Somehow, his children managed to squander his political connections, convert to Lutheranism, and move to the country and take up construction work. I could choke all of them.

Actually, I love my family. It is amazing to have been born in a city of nearly 100,000 people that your very own family co-founded. When I was a kid, I visited the Depot Museum in Duluth, and I saw an exhibit about John Richard Carey. I remember telling my classmates that the old ass man in the painting had the same last name as my Mom. I had no idea, at the time, that I was staring in the face of my Great-Great-Great Grandfather...a politician, family man, city founder, and racist.

Indeed, the man wrote a book called the History of Duluth and Northern Minnesota, which can be found in the Minnesota Historical Society's archives, where he speaks of the glories of the north lands, and advocates for the removal or murder of the native populations.

I think it is hilarious that his grandson married a native woman.

When David and I arrived in Duluth, I was expecting two and half days of calm and relaxation. My Mom lives on Schultz Lake. A private lake that is only accessible if you own property on it. I had phoned ahead and told my Mother that after several days of nonstop motion, David and I were tired and did not want to have to do a bunch of family visitations. I thought she understand that we would spend time with some family, but, in general, we wanted to just relax.

I should have been much more clear in my instructions.

I should have known something was up when, after realizing I didn't quite remember the way to the lake house, I called my Mom's house and my Grandma answered the phone. My family is quite like cockroaches...for everyone you see...there are a hundred more lurking nearby. When we reached my Mom's house, David smiled at the beauty of the home and the lake, and then we both gasped, as we saw through the window of the house below us, about a dozen of my family members.

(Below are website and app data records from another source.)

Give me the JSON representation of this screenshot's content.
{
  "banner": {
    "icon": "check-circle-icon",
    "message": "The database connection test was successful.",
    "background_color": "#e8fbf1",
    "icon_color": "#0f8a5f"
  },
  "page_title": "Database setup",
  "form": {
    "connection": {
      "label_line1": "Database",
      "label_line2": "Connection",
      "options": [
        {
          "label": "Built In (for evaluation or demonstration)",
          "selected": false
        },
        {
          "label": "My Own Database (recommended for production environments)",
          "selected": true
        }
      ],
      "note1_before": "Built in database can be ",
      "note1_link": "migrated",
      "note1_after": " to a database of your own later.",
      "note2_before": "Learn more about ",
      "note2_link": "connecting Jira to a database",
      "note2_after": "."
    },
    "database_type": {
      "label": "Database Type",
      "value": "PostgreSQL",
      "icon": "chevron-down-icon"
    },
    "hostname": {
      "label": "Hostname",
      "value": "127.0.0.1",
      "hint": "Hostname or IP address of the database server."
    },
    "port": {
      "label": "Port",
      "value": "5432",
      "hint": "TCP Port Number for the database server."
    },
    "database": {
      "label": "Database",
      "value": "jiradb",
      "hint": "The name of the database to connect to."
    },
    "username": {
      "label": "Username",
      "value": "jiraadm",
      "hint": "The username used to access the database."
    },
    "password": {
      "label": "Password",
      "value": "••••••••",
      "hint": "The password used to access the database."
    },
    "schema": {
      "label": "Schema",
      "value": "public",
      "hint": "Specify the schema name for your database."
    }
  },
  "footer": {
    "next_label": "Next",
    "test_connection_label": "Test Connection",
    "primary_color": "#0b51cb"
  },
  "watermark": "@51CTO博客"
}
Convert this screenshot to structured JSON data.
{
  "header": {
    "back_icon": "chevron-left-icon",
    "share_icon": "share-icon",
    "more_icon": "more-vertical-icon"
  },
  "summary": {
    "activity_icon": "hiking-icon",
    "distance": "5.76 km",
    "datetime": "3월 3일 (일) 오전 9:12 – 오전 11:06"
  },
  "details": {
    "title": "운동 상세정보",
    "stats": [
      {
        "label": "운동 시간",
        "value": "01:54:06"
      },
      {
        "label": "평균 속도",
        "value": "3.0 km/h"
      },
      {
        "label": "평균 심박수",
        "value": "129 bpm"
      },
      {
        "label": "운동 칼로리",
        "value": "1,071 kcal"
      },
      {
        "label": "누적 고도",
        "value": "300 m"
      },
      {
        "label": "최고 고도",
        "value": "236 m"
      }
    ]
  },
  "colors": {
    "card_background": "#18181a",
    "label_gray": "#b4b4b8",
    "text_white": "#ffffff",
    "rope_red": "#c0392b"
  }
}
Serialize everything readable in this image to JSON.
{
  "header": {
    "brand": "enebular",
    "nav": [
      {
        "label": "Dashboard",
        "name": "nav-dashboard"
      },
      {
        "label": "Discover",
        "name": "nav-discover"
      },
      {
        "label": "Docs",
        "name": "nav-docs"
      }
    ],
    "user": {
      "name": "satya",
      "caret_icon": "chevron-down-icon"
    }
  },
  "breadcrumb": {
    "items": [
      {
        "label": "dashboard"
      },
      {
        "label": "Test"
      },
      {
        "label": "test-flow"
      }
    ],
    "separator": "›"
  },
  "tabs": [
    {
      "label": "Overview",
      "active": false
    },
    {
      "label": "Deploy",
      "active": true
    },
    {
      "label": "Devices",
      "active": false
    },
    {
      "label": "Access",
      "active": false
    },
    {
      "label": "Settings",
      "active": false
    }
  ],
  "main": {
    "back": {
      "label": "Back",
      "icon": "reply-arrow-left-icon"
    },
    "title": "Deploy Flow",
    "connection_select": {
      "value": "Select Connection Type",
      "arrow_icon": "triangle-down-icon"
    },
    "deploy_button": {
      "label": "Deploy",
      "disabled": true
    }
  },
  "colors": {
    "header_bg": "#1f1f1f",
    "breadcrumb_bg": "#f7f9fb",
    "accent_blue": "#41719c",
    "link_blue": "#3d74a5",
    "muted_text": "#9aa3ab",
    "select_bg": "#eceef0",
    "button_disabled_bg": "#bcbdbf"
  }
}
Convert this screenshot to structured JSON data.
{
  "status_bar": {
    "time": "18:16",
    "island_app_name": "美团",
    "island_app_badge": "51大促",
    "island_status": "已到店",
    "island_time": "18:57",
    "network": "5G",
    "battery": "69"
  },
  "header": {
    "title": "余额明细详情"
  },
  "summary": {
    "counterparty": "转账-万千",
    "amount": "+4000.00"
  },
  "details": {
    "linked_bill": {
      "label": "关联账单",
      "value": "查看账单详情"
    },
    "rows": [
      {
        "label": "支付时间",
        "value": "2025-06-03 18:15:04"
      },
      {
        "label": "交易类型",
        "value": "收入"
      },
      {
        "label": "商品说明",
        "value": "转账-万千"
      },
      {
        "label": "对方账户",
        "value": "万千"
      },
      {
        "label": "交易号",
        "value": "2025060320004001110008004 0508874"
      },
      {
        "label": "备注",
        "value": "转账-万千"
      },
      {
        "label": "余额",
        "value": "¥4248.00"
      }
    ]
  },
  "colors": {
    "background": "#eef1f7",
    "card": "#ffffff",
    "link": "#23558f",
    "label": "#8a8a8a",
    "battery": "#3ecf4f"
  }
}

I could have killed my Mother.

We walked into the house to three of my aunts, my grandmother, my uncle, a great aunt, a great uncle, my Mom, her husband, the boyfriend of an aunt, and one of my little cousins. This was the first time I had ever brought home a boyfriend to meet my extended family, and shortly after our arrival, two more aunts showed up. Sweet Jesus, David looked as if he were going to run crying back to New York, and I buried my face in the giant roasting pan of barbecued meat that my Mother had prepared.

If you think I am sassy, you should meet my relatives. Smart assery is a gene in my family, and it is also a point of familial pride. I hadn't been in the house for five minutes when the snarky comments and the fun poking began. To escape, David and I went fishing on the lake with my great-uncle (a retired military lifer), and my uncle (a recently reformed Bible beater). That should give you a clue as to the choices we faced.

It actually turned out to be a lot of fun. In the end, with my family, the bottom line is that family is family, and if you are thinking about joining up with our have to pass muster. And, though I am the brown queer mega-liberal grandchild/nephew...I am also a family favorite. My aunties were sizing David up, and my great-uncle was eyeballing David like he eyeballed the North Koreans during the war.

They loved him.

After a few hours of covert evaluation of David by my fam, they all trickled out...and by trickled I mean they almost all left at the exact same time. So obvious.

David and I spent the rest of our time visiting with my Mother, fishing on Schultz Lake, and joking about my poor Aunt Mike (real name Chioko) who, in her mid-80s, is still a gorgeous Japanese survivor of World War II...and crazy as hell.


  1. wow-o-wow-wow-o-wow-wow-o-wow-wow-o-wow-wow-o-wow-wow-o-wow-wow-o-wow-wow-o-wow-wow-o-wow-wow-o-wow-wow-o-wow-wow-o-wow-wow-o-wow-wow-o-wow

  2. You almost made me spit out my cabernet sauvignon on this damn computer. LEAVE AUNTY MIKE ALONE!


Thank you for sharing your thoughts, feelings, and insights. And thank you for reading!